They also targeted a lefty-mashing RH bat for the bench, and they did so theoretically with John Mayberry Jr. Never been a Mayberry fan, although he has hit lefties well over the course of his career. Had they waited, a guy like Dayan Viciedo would have been a nice choice (as he is now a free agent after being cut by the White Sox). Younger and big-time power.

The Mets have a glut of starting pitchers. With the return of ace Matt Harvey, they essentially have six men for five spots (even more when you count prospects Noah Syndergaard, Steven Matz and Rafael Montero, who are all knocking on the door). They’ve been pursuing trades for Dillon Gee, but really should have had Gee, Jon Niese and Bartolo Colon on the market and seen if they could have gotten anything useful. Even Montero. Just don’t think Gee was going to fetch them much, and it seems like Sandy wanted too much for him. He’s a nice back-end starter, and an affordable one, but he’s probably not going to get you an impact big-league piece or even a high-end prospect in return. Probably a midrange prospect is all you’ll get. Now the Mets go into spring with Gee on the outside looking in. Just think with the depth the Mets have on the mound, he (or Niese or Colon) could have and should have been moved.

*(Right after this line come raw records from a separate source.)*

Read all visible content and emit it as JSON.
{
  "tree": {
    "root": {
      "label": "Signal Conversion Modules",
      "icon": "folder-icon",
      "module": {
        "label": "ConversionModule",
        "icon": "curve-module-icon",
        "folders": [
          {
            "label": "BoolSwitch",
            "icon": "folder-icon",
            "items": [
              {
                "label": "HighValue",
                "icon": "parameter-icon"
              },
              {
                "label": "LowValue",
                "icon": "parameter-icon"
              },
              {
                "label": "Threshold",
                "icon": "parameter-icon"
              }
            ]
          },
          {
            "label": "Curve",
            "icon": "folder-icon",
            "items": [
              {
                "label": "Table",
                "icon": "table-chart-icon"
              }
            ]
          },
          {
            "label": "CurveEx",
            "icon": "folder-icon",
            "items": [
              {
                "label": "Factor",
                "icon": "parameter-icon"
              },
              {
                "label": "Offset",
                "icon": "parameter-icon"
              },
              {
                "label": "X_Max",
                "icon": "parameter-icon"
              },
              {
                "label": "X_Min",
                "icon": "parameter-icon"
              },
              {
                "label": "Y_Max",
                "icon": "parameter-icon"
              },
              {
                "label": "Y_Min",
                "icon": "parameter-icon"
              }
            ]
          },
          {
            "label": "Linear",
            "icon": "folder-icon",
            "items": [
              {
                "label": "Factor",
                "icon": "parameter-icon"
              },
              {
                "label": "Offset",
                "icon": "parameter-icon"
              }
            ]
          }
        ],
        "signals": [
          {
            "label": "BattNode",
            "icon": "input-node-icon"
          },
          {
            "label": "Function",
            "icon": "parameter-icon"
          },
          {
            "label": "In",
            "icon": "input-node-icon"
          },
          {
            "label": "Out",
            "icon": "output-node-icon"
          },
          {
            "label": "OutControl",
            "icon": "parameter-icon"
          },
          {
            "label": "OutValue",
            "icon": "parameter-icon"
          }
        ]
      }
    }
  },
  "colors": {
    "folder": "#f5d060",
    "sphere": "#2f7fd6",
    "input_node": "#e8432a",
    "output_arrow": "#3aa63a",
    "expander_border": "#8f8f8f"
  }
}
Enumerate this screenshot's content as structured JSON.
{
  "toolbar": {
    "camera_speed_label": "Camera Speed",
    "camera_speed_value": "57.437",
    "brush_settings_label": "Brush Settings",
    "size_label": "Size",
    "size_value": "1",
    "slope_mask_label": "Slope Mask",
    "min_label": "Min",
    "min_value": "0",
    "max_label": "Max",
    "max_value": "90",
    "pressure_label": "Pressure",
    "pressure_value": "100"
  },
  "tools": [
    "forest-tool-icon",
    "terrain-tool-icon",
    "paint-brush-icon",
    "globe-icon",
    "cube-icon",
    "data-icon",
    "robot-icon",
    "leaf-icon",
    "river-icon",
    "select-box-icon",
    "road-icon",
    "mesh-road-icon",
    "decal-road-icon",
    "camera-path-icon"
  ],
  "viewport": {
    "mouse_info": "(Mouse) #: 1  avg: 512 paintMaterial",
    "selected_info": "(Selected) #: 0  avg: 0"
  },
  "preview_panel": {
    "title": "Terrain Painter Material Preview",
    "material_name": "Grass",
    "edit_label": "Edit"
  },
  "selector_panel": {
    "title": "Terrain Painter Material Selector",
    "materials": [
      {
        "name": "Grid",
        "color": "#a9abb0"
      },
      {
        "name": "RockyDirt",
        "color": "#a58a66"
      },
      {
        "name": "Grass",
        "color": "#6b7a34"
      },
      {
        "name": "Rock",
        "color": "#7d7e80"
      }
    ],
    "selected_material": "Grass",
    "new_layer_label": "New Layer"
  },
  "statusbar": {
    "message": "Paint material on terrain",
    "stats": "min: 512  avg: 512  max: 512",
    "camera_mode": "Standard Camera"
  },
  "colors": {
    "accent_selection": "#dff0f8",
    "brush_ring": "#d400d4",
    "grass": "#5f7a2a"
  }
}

To compound matters, the Nationals (who made the Mets their bitch last year) continue to get better, as did the Marlins. With the Braves and Phillies in rebuild mode, the Mets missed a golden opportunity to make a bold statement.

Does the team have the talent to make the playoffs? Yes, especially if Harvey comes back to be the ace we know he can be. Teaming up with Rookie of the Year Jacob deGrom and fellow young gun Zach Wheeler and if guys like Syndergaard and Matz pan out, the Mets could have a dominant rotation for years to come.

But this year, you’re banking on a bounce-back year from the declining David Wright. Same goes for Curtis Granderson. You need Cuddyer to stay healthy and come close to replicating his Rockies numbers. You need another 30-homer season from Lucas Duda. Youngsters like Flores, Juan Lagares and Travis d’Arnaud need to take steps forward. Just a lot of question marks offensively. And when you factor in the idiotic managing of Terry Collins, I see the team falling short. 83-79 finish is my prediction and a battle with the Marlins for second in the division.